The financial consequences of close to 16,000 parents who separated during 2009 were analysed by AUT Business School academic Dr Michael Fletcher in what is the first study of its type in New Zealand.
Using anonymised data Dr Fletcher was able to follow the economic fortunes of pairs of ex-partners up to three years after separation.
His analysis found in almost half of the separations the man gained financially, after taking into account the change in their family size, while their ex-partner was worse off. In a quarter of cases both were worse off.
“What typified that first group,” Dr Fletcher says, “is that they had a reasonably good income on average before the separation but most of it came from the man’s earnings. After separating, although the women increased their average earnings, this was not enough to offset the loss of the ex-partner’s income. They were also more likely to have care of the children than were the men.
“The group where both partners were worse off looks quite different. The women still lose because they no longer have the man’s income coming into the household but the men were also worse off on average because their average earnings fell significantly.”
In 11% of cases the women came out ahead, with the final 16% of couples both better off after splitting.
“When I focused on the group where both were at least 10% better off after adjusting for family size, what came through was first, that this group had a low average income before they separated and, second, that both the men and the women increased their earnings substantially in the year following the separation year.”
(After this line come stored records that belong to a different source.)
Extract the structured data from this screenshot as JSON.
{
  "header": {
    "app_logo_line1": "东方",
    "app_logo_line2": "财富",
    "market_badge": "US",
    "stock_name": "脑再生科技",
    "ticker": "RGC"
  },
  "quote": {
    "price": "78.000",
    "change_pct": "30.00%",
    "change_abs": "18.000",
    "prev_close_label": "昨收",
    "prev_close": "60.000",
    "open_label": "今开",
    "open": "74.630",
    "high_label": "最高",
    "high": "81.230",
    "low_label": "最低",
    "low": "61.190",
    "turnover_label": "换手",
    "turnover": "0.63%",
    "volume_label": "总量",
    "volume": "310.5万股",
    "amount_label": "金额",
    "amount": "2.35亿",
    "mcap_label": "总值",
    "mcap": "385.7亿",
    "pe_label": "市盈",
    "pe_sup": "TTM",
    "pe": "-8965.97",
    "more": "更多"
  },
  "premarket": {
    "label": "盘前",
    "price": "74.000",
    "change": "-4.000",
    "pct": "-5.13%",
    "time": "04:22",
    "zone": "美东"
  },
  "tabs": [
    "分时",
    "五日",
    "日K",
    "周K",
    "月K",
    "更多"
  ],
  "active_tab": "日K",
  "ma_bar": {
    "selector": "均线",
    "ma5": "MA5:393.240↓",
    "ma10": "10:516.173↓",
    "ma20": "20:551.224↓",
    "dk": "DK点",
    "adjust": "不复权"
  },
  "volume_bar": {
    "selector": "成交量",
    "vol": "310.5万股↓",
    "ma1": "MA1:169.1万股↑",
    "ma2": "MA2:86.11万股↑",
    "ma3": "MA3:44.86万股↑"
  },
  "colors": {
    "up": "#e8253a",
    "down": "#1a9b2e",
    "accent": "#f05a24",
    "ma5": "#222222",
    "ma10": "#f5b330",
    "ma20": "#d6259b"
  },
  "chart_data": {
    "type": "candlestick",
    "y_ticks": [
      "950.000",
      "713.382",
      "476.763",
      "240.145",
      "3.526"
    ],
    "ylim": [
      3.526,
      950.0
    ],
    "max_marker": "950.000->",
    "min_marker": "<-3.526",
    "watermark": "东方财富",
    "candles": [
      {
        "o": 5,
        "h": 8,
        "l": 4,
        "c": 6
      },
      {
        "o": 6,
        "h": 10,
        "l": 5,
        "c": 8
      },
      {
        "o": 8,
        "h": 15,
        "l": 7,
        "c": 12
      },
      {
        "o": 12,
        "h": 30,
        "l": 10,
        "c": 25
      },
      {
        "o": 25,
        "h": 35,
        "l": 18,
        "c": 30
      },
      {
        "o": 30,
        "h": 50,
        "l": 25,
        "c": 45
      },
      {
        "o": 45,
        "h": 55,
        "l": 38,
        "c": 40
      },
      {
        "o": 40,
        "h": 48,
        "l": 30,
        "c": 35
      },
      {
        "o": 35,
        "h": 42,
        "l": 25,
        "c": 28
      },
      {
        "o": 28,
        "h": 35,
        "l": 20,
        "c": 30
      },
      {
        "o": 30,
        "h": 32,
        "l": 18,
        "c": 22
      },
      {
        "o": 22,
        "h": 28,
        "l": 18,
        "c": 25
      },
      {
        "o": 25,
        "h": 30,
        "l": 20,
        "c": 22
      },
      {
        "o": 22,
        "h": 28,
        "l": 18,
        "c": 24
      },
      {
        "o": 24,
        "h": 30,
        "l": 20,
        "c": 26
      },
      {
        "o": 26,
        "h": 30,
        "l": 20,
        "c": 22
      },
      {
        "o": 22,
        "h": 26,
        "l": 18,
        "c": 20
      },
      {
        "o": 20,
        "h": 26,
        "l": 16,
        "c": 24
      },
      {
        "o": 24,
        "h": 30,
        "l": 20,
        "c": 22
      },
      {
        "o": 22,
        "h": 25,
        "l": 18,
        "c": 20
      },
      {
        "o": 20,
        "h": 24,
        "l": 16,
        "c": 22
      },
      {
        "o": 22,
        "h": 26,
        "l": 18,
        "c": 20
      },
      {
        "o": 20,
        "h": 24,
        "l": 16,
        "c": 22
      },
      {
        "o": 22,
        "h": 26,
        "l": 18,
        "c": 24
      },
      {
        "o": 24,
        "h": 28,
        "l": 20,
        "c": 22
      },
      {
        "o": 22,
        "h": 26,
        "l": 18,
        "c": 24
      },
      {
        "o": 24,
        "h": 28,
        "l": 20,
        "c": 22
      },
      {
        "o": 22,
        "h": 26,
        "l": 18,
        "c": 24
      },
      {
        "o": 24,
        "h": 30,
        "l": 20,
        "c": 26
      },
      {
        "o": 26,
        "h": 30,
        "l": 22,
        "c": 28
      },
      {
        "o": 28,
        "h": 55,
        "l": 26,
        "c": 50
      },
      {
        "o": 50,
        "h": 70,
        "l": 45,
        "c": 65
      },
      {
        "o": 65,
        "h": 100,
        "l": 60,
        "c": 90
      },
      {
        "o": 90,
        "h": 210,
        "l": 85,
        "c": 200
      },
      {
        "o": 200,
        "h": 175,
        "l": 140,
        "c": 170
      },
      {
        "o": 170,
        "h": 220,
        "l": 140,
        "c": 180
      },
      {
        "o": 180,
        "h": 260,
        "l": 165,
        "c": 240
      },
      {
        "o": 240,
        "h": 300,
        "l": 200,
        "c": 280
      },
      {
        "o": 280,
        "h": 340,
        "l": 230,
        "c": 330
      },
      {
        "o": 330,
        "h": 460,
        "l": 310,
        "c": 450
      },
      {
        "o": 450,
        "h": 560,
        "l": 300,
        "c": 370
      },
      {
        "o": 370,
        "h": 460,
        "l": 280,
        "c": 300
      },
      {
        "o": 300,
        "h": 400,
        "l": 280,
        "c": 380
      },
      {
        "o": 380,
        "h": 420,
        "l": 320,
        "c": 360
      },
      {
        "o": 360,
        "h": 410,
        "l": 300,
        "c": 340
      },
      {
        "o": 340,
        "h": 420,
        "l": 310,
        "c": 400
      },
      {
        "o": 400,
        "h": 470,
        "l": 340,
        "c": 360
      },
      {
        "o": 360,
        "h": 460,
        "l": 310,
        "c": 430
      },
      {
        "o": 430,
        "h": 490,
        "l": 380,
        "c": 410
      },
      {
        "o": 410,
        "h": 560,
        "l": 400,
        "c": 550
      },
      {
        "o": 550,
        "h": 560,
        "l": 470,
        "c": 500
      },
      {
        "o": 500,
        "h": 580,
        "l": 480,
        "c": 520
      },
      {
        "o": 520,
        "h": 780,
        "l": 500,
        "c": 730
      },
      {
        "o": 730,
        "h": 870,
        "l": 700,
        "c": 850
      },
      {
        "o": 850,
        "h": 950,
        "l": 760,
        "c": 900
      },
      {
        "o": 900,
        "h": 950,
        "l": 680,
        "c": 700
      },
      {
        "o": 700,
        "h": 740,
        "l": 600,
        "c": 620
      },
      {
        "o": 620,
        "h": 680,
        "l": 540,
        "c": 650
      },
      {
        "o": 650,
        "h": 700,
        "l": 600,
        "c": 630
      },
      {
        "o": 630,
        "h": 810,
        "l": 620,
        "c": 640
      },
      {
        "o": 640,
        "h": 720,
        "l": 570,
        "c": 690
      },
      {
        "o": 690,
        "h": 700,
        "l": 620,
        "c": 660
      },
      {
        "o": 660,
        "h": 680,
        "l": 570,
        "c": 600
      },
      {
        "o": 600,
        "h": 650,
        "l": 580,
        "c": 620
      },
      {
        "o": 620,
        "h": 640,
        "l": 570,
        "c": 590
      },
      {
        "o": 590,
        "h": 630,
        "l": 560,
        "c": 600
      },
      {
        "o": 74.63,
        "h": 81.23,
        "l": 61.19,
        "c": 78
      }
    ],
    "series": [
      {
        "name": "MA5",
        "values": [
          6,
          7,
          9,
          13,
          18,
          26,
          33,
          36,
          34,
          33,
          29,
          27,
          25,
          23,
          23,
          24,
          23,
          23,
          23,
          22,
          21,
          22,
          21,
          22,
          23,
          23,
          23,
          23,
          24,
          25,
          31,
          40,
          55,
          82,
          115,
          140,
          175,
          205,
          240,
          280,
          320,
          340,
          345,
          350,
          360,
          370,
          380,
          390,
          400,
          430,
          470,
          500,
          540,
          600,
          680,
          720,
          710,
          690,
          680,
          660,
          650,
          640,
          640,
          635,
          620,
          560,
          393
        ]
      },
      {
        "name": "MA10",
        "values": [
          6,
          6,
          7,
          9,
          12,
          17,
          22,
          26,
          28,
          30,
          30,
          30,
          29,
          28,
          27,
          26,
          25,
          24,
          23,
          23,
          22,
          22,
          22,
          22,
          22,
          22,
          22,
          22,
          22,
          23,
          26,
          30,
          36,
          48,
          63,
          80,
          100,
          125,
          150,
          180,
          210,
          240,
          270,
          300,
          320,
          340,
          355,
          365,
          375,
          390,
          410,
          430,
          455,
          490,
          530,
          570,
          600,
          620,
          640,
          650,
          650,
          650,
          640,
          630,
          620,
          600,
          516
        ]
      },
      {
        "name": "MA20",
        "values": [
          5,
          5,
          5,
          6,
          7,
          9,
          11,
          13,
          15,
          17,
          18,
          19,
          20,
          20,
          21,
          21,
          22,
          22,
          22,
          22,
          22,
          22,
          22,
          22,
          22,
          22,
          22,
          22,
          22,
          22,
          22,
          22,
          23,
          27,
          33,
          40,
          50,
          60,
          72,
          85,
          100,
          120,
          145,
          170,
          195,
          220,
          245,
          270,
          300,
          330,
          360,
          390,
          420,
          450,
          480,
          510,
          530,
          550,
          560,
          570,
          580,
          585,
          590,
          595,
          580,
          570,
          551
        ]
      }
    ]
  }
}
Relationship failure can have the effect of pushing many former couples and their children into poverty.
The research found the collapse of a relationship led to large increases in poverty among the studied group. Compared to a matched comparison group of similar people who did not separate, poverty rose 16.4 percentage points for the women and 8.8 percentage points for men. This impact lasted for the three years after separation.
Separation also has a significant impact on the average amount of benefit payments people received. The average amount of benefit support paid to the men post-breakup rose 44%, while the average for women increased 300%.
The increase in poverty rates, which will be reflected in the poverty rates for many of the children, and the absence of any improvement, on average, over the medium-term is particularly concerning, and the large increase in average welfare payments to women with children are a disturbing combination, Dr Fletcher says.
“They suggest that for a significant number, separation results in a movement onto welfare, especially among women, and that those who do move onto benefit do not find it easy to move off.
“A positive view of this is that the welfare system is serving a core welfare purpose of providing a safety net. The negative side is that it appears not to be preventing poverty, nor to be a short-term effect.”